This randomized, double-blinded, placebo-controlled study investigated the efficacy of patient-controlled regional analgesia using an infraclavicular brachial plexus perineural catheter and a portable infusion pump for outpatients undergoing moderately painful, upper extremity orthopedic surgery.Methods
Preoperatively, patients (n = 30) received an infraclavicular nerve block and perineural catheter. Postoperatively, patients were discharged home with oral narcotics and a portable infusion pump delivering study solution (0.2% ropivacaine or 0.9% saline) via the catheter for 3 days. Investigators and patients were blinded to random group assignment. Daily end points included pain scores at rest and with limb movement, narcotic use and side effects, sleep quality, patient satisfaction, and symptoms of catheter- or local anesthetic-related complications.Results
Ropivacaine (n = 15) infusion significantly reduced pain compared with saline (n = 15) infusion (P < 0.001). For example, the average pain with movement (scale, 0–10) on postoperative day 1 was 6.1 ± 2.3 for the saline group versus 2.5 ± 1.6 for the ropivacaine group (P < 0.001). Oral narcotic use and related side effects were significantly decreased in the ropivacaine group. For example, on postoperative day 1, mean tablet consumption was 5.5 ± 2.4 and 1.7 ± 1.6 for the saline and ropivacaine groups, respectively (P < 0.001). Sleep disturbance scores were 10-fold greater for saline administration than for ropivacaine infusion (P < 0.001). Overall satisfaction was significantly greater in the ropivacaine group. No catheter- or local anesthetic-related complications occurred.Conclusion

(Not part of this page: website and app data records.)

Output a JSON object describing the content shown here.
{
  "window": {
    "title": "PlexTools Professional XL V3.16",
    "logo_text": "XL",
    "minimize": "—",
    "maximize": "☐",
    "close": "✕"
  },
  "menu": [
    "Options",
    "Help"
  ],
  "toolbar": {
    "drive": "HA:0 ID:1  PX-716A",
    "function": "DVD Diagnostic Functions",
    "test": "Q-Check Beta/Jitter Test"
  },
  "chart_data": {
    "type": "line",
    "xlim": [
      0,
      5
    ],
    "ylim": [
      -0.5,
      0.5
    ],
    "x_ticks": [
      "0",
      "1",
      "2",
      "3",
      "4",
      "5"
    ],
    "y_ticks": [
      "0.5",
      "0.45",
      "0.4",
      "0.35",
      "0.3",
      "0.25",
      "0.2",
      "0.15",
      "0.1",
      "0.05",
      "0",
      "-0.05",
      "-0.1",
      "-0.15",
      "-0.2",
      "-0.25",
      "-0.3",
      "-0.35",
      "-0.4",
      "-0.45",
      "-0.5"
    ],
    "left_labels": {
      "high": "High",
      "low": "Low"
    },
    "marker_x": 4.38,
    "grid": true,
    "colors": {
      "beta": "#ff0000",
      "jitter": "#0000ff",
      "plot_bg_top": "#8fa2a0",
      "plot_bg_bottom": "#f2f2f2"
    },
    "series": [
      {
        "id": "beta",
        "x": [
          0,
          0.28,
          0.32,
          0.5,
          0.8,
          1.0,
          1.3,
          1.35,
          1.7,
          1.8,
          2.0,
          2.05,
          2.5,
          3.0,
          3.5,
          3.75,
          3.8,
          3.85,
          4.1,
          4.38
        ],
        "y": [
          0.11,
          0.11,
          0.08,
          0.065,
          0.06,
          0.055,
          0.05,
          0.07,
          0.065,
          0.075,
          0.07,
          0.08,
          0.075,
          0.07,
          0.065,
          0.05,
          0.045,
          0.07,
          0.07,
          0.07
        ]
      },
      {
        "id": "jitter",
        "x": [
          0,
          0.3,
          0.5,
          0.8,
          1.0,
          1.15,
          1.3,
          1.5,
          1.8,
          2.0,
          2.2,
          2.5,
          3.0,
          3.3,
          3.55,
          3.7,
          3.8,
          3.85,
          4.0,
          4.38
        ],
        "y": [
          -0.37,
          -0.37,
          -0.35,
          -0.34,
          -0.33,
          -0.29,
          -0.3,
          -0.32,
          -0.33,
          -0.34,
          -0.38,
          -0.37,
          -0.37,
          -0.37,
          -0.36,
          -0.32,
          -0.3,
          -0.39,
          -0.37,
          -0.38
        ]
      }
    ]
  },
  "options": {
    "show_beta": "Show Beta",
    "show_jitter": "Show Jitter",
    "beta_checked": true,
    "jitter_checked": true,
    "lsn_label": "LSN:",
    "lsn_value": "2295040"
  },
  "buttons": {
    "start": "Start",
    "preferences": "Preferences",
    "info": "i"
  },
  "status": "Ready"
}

After moderately painful orthopedic surgery of the upper extremity, ropivacaine infusion using a portable, mechanical pump and an infraclavicular brachial plexus perineural catheter at home decreased pain, sleep disturbances, narcotic use and related side effects, and improved overall satisfaction.